[Source material]

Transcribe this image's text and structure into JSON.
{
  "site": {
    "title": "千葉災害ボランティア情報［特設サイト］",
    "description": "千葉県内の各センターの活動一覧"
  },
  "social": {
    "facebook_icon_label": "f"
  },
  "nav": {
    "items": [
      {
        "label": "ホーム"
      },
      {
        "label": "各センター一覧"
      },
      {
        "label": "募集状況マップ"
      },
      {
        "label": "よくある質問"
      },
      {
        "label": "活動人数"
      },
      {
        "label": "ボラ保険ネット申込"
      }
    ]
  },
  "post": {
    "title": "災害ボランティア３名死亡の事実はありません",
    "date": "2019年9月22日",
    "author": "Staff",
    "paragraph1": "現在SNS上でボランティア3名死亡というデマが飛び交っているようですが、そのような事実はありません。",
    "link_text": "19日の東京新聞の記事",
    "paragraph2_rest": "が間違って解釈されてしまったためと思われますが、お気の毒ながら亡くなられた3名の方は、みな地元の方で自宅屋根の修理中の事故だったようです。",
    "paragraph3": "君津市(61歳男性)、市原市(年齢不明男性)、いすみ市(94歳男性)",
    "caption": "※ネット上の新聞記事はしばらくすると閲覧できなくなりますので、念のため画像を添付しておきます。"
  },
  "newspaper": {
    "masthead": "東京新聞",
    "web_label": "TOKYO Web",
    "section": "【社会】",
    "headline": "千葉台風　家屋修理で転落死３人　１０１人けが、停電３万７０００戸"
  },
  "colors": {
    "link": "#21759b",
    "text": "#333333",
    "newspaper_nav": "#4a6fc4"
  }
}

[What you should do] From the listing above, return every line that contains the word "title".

[Response]
    "title": "千葉災害ボランティア情報［特設サイト］",
    "title": "災害ボランティア３名死亡の事実はありません",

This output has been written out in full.